Residents of the French city of Grenoble were unable to use two municipal swimming pools despite the record temperatures, due to a row sparked by use of the full-body 'burkini' swimsuit.
Lifeguards had asked for the shutdown after Muslim women clad in burkinis had gone to swim in defiance of a municipal ban, said the local mayor…..
French President Emmanuel Macron warned that such extreme weather is likely to become more frequent as a result of global warming.
“We will need to change our set-up, our way of working, build differently,” he said, stressing a necessary “adaption of society and its habits.”
French Health Minister Agnes Buzyn on Thursday said people had to be prepared for the peak of the heatwave and expressed irritation that some appeared not to be listening to advice.
She complained about parents leaving their children in the car and joggers exercising in the midday heat.
On Thursday the heat led to a particularly uncomfortable journey for passengers on one train heading from Paris to Clermont-Ferrand.
The train passengers spent the night on the train, without air conditioning, water and the toilets were out of order, after the train was delayed.
“We went out to get some fresh air because it was almost 30C in the carriage and we stayed outside for about six hours.

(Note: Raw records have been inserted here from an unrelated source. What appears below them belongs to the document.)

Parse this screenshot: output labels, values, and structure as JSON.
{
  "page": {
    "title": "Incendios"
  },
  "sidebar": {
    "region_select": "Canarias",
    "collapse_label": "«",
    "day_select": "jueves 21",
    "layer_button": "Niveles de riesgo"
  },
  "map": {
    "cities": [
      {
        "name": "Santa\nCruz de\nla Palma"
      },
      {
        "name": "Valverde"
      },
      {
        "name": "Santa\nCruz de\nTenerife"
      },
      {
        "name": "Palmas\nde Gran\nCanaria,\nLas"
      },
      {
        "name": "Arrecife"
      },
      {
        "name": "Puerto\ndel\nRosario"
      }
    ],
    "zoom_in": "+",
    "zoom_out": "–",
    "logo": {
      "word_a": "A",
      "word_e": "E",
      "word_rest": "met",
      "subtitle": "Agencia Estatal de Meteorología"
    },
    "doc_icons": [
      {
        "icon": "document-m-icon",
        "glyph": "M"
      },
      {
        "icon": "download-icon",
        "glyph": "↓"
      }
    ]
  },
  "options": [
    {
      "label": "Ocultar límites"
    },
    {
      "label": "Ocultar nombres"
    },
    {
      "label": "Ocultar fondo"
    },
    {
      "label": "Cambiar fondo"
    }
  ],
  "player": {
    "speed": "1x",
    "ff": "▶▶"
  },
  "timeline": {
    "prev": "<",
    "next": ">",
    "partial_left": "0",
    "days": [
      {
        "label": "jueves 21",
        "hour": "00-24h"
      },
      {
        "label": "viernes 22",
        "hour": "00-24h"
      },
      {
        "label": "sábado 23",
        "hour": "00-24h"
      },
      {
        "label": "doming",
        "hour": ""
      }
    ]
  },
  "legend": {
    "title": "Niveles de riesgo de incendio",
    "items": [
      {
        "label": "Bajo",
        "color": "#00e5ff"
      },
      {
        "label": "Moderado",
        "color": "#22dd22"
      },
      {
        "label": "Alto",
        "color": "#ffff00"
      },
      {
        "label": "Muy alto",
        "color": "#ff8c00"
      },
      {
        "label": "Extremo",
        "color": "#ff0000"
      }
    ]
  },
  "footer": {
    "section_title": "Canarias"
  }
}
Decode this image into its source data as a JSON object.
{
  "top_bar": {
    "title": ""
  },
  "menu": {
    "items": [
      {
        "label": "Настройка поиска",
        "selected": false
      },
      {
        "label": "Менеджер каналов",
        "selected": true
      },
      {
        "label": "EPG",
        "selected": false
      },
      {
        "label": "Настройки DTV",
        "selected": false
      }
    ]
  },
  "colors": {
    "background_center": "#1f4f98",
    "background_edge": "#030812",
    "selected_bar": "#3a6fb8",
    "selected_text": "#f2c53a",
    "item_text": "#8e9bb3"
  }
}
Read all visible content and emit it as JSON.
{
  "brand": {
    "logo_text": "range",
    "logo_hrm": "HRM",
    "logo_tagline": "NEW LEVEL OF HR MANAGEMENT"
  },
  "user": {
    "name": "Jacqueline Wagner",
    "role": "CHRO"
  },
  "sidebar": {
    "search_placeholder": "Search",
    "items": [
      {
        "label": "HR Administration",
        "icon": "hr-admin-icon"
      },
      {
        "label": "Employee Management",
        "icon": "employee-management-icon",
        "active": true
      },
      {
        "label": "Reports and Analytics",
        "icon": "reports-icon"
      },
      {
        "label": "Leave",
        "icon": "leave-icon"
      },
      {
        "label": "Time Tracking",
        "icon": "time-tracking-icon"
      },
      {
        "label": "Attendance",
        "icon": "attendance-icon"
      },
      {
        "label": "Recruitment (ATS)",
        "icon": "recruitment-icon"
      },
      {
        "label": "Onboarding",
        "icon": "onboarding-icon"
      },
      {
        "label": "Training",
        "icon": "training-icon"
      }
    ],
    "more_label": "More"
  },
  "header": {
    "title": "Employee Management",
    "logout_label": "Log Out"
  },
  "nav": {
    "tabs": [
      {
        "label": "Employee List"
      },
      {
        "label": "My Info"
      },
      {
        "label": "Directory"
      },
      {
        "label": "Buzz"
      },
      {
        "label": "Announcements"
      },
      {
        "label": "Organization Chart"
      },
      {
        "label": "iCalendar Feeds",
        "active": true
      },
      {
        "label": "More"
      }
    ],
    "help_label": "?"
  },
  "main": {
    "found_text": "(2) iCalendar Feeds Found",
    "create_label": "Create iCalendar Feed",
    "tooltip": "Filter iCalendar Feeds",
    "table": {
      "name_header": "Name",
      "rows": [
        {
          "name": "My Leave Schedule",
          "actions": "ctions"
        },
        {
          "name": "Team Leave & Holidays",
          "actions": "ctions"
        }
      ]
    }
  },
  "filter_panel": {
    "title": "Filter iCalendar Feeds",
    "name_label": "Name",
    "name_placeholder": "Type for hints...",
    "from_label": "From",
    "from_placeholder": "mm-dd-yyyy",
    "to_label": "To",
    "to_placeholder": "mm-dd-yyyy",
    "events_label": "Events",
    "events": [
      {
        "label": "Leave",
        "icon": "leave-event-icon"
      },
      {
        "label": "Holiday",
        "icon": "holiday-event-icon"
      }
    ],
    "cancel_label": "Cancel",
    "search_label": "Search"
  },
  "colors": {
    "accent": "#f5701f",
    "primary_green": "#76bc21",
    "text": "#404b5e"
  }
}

It was really a nightmare night,” one passenger called Sophie told the French press.
So, what next?
Anyone struggling in the heat may be pleased to know that the current heatwave is expected to come to an end on Sunday for most of the country, except the south east of France where it is forecast to last until Wednesday.
Storms are expected to hit the French capital on Wednesday and Thursday.